* [Your instructions]: A faithful, complete copy of the records is required.

* [Listed entries]:
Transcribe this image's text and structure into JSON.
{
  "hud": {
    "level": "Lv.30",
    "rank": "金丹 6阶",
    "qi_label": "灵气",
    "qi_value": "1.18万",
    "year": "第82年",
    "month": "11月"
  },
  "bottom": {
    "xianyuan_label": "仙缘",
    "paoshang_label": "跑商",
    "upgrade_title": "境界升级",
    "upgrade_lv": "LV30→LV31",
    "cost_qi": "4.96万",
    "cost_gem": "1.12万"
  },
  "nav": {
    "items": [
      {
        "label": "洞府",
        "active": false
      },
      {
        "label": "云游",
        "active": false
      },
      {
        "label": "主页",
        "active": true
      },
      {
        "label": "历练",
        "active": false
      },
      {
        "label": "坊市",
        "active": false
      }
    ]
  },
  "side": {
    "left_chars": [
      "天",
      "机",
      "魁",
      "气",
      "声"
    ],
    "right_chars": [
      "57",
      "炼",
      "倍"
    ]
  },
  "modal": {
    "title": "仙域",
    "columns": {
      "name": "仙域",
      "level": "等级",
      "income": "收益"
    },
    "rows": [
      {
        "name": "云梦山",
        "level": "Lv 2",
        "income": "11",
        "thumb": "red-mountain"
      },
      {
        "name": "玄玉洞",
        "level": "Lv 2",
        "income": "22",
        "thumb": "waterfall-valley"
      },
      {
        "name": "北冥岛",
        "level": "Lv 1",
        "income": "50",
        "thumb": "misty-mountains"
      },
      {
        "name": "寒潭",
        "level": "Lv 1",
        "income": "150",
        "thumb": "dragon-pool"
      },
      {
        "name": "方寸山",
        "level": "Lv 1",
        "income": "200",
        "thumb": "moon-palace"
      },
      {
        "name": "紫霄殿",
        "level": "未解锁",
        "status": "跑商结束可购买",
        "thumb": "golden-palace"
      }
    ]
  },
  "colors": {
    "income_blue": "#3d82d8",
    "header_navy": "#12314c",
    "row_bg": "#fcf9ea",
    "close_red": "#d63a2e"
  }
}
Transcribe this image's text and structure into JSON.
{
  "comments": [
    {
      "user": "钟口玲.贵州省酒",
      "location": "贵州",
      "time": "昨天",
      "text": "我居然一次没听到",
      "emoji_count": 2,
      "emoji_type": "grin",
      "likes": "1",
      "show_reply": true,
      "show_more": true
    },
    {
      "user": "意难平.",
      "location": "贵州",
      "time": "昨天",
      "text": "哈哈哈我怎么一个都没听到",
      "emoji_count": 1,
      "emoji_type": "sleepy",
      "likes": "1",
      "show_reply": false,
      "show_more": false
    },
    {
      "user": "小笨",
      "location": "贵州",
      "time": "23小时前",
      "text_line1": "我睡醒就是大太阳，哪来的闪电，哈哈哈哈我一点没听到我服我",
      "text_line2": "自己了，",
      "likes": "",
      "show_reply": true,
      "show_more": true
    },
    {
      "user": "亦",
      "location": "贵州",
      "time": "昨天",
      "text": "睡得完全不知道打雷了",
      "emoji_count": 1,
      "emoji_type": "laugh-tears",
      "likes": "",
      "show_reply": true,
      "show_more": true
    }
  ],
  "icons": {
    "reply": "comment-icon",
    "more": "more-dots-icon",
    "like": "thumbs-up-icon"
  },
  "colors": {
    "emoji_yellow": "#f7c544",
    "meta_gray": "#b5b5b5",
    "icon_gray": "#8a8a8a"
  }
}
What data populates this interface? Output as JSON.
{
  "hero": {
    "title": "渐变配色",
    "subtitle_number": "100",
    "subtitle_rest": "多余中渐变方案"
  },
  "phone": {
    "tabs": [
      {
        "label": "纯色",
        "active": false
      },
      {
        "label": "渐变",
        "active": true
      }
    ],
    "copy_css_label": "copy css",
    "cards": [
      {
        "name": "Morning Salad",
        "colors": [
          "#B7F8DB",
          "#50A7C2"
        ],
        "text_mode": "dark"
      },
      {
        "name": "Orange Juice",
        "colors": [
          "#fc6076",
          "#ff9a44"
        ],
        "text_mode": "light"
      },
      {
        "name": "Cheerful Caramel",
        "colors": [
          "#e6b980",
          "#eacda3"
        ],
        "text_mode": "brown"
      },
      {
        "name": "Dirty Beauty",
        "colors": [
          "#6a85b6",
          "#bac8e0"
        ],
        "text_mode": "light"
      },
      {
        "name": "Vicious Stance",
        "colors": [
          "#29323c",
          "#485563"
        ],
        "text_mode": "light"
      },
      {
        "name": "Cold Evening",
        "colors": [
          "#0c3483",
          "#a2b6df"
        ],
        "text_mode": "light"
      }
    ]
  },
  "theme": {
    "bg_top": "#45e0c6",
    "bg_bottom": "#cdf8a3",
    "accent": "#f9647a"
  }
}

* [Answer space]:
Transcribe this image's text and structure into JSON.
{
  "hud": {
    "level": "Lv.30",
    "rank": "金丹 6阶",
    "qi_label": "灵气",
    "qi_value": "1.18万",
    "year": "第82年",
    "month": "11月"
  },
  "bottom": {
    "xianyuan_label": "仙缘",
    "paoshang_label": "跑商",
    "upgrade_title": "境界升级",
    "upgrade_lv": "LV30→LV31",
    "cost_qi": "4.96万",
    "cost_gem": "1.12万"
  },
  "nav": {
    "items": [
      {
        "label": "洞府",
        "active": false
      },
      {
        "label": "云游",
        "active": false
      },
      {
        "label": "主页",
        "active": true
      },
      {
        "label": "历练",
        "active": false
      },
      {
        "label": "坊市",
        "active": false
      }
    ]
  },
  "side": {
    "left_chars": [
      "天",
      "机",
      "魁",
      "气",
      "声"
    ],
    "right_chars": [
      "57",
      "炼",
      "倍"
    ]
  },
  "modal": {
    "title": "仙域",
    "columns": {
      "name": "仙域",
      "level": "等级",
      "income": "收益"
    },
    "rows": [
      {
        "name": "云梦山",
        "level": "Lv 2",
        "income": "11",
        "thumb": "red-mountain"
      },
      {
        "name": "玄玉洞",
        "level": "Lv 2",
        "income": "22",
        "thumb": "waterfall-valley"
      },
      {
        "name": "北冥岛",
        "level": "Lv 1",
        "income": "50",
        "thumb": "misty-mountains"
      },
      {
        "name": "寒潭",
        "level": "Lv 1",
        "income": "150",
        "thumb": "dragon-pool"
      },
      {
        "name": "方寸山",
        "level": "Lv 1",
        "income": "200",
        "thumb": "moon-palace"
      },
      {
        "name": "紫霄殿",
        "level": "未解锁",
        "status": "跑商结束可购买",
        "thumb": "golden-palace"
      }
    ]
  },
  "colors": {
    "income_blue": "#3d82d8",
    "header_navy": "#12314c",
    "row_bg": "#fcf9ea",
    "close_red": "#d63a2e"
  }
}
Transcribe this image's text and structure into JSON.
{
  "comments": [
    {
      "user": "钟口玲.贵州省酒",
      "location": "贵州",
      "time": "昨天",
      "text": "我居然一次没听到",
      "emoji_count": 2,
      "emoji_type": "grin",
      "likes": "1",
      "show_reply": true,
      "show_more": true
    },
    {
      "user": "意难平.",
      "location": "贵州",
      "time": "昨天",
      "text": "哈哈哈我怎么一个都没听到",
      "emoji_count": 1,
      "emoji_type": "sleepy",
      "likes": "1",
      "show_reply": false,
      "show_more": false
    },
    {
      "user": "小笨",
      "location": "贵州",
      "time": "23小时前",
      "text_line1": "我睡醒就是大太阳，哪来的闪电，哈哈哈哈我一点没听到我服我",
      "text_line2": "自己了，",
      "likes": "",
      "show_reply": true,
      "show_more": true
    },
    {
      "user": "亦",
      "location": "贵州",
      "time": "昨天",
      "text": "睡得完全不知道打雷了",
      "emoji_count": 1,
      "emoji_type": "laugh-tears",
      "likes": "",
      "show_reply": true,
      "show_more": true
    }
  ],
  "icons": {
    "reply": "comment-icon",
    "more": "more-dots-icon",
    "like": "thumbs-up-icon"
  },
  "colors": {
    "emoji_yellow": "#f7c544",
    "meta_gray": "#b5b5b5",
    "icon_gray": "#8a8a8a"
  }
}
What data populates this interface? Output as JSON.
{
  "hero": {
    "title": "渐变配色",
    "subtitle_number": "100",
    "subtitle_rest": "多余中渐变方案"
  },
  "phone": {
    "tabs": [
      {
        "label": "纯色",
        "active": false
      },
      {
        "label": "渐变",
        "active": true
      }
    ],
    "copy_css_label": "copy css",
    "cards": [
      {
        "name": "Morning Salad",
        "colors": [
          "#B7F8DB",
          "#50A7C2"
        ],
        "text_mode": "dark"
      },
      {
        "name": "Orange Juice",
        "colors": [
          "#fc6076",
          "#ff9a44"
        ],
        "text_mode": "light"
      },
      {
        "name": "Cheerful Caramel",
        "colors": [
          "#e6b980",
          "#eacda3"
        ],
        "text_mode": "brown"
      },
      {
        "name": "Dirty Beauty",
        "colors": [
          "#6a85b6",
          "#bac8e0"
        ],
        "text_mode": "light"
      },
      {
        "name": "Vicious Stance",
        "colors": [
          "#29323c",
          "#485563"
        ],
        "text_mode": "light"
      },
      {
        "name": "Cold Evening",
        "colors": [
          "#0c3483",
          "#a2b6df"
        ],
        "text_mode": "light"
      }
    ]
  },
  "theme": {
    "bg_top": "#45e0c6",
    "bg_bottom": "#cdf8a3",
    "accent": "#f9647a"
  }
}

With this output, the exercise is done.